The decision didn’t come easily. For months they prayed seeking God’s wisdom and direction. They disagreed among themselves and came back to revisit the issue many times. They sought the wisdom of others, including such servants as Ben Merold, a preacher’s preacher; Kevin Ingram, president of Manhattan (Kansas) Christian College; Kevin Daniels of Harvester Christian Church, St. Charles, Missouri; and Don Wilson of Christ’s Church of the Valley, Peoria, Arizona.
With all the thoughts on the table and the Holy Spirit guiding, our elders decided to start a new service for outdoorsmen on Thursday nights. It would last six weeks and be completely geared toward those who love the outdoors. We hoped it would start off with a bang, but it really started with an explosion—and it just keeps growing!
TROPHIES, VIDEOS, AND VICTORIES
We asked church members to lend us many of their trophy mounts. The first year we had more than 60 mounts in our auditorium. There was a caribou that had been shot in Alaska, bears from our area, and elk that the best of hunters would covet. We had a wall of mule deer and across from it a beautiful set of whitetail mounts. A man who had found Christ in Libby and today preaches in Hawaii let us display his trophy moose. Bighorn sheep and mountain goats adorned two of the walls. And to top it off, coyotes, foxes, geese, birds, and fish—and many, many photographs—filled every square inch.

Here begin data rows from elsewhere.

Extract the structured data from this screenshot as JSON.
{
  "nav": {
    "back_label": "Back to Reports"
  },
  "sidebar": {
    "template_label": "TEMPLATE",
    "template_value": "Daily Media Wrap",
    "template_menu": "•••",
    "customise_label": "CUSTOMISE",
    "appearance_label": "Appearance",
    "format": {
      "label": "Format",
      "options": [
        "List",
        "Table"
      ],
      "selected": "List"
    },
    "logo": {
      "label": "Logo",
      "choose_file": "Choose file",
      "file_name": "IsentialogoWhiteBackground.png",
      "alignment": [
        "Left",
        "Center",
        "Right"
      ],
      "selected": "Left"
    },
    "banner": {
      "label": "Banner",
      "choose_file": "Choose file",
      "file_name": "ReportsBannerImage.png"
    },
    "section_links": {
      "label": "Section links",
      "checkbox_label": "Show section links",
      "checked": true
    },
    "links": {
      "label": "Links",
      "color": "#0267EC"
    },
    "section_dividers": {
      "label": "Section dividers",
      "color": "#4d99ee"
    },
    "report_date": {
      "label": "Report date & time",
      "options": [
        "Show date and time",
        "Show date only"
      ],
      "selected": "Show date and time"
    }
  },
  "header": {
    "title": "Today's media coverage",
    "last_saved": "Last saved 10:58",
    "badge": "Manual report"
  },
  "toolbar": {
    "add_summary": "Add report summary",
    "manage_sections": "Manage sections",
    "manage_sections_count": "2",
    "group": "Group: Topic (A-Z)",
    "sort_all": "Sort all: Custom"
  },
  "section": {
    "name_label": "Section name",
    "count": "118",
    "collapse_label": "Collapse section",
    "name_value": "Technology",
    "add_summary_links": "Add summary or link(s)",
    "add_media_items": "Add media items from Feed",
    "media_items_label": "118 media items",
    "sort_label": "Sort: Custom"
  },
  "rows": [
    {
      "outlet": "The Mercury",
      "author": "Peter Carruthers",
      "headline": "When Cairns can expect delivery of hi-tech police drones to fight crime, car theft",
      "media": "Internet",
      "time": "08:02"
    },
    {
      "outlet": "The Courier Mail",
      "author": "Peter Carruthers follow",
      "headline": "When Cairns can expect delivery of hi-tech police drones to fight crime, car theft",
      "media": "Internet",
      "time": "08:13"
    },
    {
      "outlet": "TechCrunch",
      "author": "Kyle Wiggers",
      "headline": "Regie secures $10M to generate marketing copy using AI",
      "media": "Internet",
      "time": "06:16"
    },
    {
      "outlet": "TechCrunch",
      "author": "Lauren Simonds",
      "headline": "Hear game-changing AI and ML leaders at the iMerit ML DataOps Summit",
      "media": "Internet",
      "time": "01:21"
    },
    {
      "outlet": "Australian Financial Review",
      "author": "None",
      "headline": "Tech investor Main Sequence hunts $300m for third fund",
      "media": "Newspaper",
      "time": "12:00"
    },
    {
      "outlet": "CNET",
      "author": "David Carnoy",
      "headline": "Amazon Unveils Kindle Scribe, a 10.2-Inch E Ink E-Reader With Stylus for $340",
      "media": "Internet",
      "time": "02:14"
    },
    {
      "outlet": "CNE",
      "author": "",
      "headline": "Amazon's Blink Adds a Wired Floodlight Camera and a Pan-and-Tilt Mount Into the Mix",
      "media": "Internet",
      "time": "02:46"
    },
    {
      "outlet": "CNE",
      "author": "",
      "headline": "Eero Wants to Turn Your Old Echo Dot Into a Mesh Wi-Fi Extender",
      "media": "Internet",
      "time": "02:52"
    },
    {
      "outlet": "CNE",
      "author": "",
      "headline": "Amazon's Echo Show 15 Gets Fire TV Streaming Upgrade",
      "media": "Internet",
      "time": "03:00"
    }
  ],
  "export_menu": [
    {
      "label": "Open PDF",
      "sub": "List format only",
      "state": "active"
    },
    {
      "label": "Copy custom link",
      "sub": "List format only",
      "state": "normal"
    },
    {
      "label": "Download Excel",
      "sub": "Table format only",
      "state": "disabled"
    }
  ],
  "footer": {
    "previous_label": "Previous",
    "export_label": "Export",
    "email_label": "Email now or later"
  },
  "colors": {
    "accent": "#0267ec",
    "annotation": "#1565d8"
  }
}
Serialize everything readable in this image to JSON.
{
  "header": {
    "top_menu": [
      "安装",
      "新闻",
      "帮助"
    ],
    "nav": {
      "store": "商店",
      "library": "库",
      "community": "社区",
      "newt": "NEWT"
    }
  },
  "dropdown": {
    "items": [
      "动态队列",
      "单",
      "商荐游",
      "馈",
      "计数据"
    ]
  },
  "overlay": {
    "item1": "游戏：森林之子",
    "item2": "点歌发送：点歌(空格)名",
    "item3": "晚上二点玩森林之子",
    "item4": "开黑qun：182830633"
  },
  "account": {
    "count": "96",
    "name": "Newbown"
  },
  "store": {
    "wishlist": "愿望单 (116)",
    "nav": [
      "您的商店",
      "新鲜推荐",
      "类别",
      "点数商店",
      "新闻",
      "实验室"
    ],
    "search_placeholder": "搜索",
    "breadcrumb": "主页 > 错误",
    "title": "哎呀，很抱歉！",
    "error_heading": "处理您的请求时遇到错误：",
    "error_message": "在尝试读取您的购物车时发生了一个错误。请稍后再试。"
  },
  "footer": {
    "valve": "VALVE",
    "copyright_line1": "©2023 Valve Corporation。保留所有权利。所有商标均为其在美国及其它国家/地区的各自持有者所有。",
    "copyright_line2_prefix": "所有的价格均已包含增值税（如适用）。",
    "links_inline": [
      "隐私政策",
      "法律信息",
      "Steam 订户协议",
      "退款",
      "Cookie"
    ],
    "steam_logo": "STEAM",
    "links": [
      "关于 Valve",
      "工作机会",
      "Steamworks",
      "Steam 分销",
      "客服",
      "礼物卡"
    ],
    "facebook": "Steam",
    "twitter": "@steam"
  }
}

I don’t mind telling you it was stunning. The second year we saw the same thing but were able to add a full African lion and a shoulder mount of a zebra.
And we didn’t stop there. We created a video of our members’ hunting adventures that ran as a continual loop before and after services. Possibly the best part of the service came when we asked two of the top hunters from the church to carry a video camera with them into the woods to produce what we called “Adventures with Bill and Jim.” These two guys get to places most of us could only dream about.
Each week they appeared in different spots quoting Scripture and sharing their lives with us. That first year we followed the two of them on a goat hunt in the high mountains. Folks came back every week to see if Bill would fill his tag. The final week of our trial year we showed him taking a trophy. I am fairly certain we are the only church in America to show something like this as part of a worship service.
This year, Bill and Jim put together a group of videos that we called the adventure set. One week they were standing in the middle of a pack of wolves and the next a cow moose charged at them. In later weeks they called in a mountain lion and filmed a bear standing right in front of them. People came just to see what would happen to Bill and Jim.
The sermons were geared to outdoorsmen, and we have found an astounding number of passages that speak to the hearts of hunters and fishermen. One might wonder if we saw anyone give his life to the Lord during those weeks. The answer is a resounding yes! Not only that, but today we have men worshiping with us who once swore they would never darken the door of a church. What started as Thursday nights for them has now moved to Sunday mornings, and many have found places to serve over the past two years.
We have discovered a new opportunity in the life of our church. This year, rather than seeing our attendance drop by 30 percent on Sundays, attendance actually grew during the five weeks we previously had written off. Today our elders are considering how God uses the catalyst of simple creativity, and I have to tell you we are all wondering what next year holds for us.
Phil Alspaw is preaching minister with the Libby (Montana) Christian Church.